# AIM OF THE EXERCISE
Print out the entries that follow exactly, missing none.

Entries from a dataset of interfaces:
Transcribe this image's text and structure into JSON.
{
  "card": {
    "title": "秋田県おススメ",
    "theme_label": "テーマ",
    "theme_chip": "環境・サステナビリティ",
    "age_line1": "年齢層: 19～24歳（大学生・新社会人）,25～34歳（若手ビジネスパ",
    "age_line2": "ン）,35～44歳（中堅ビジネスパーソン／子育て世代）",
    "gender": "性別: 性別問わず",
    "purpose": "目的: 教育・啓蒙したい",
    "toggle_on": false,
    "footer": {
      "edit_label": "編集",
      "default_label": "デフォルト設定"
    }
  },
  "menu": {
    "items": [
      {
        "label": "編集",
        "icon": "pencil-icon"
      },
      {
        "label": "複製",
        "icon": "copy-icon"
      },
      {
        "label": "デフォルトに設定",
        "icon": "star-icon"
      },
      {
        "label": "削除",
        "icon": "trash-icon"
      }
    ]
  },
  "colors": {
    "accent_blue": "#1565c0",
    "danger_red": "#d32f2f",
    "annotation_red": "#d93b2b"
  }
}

# RESULT BELOW
Transcribe this image's text and structure into JSON.
{
  "card": {
    "title": "秋田県おススメ",
    "theme_label": "テーマ",
    "theme_chip": "環境・サステナビリティ",
    "age_line1": "年齢層: 19～24歳（大学生・新社会人）,25～34歳（若手ビジネスパ",
    "age_line2": "ン）,35～44歳（中堅ビジネスパーソン／子育て世代）",
    "gender": "性別: 性別問わず",
    "purpose": "目的: 教育・啓蒙したい",
    "toggle_on": false,
    "footer": {
      "edit_label": "編集",
      "default_label": "デフォルト設定"
    }
  },
  "menu": {
    "items": [
      {
        "label": "編集",
        "icon": "pencil-icon"
      },
      {
        "label": "複製",
        "icon": "copy-icon"
      },
      {
        "label": "デフォルトに設定",
        "icon": "star-icon"
      },
      {
        "label": "削除",
        "icon": "trash-icon"
      }
    ]
  },
  "colors": {
    "accent_blue": "#1565c0",
    "danger_red": "#d32f2f",
    "annotation_red": "#d93b2b"
  }
}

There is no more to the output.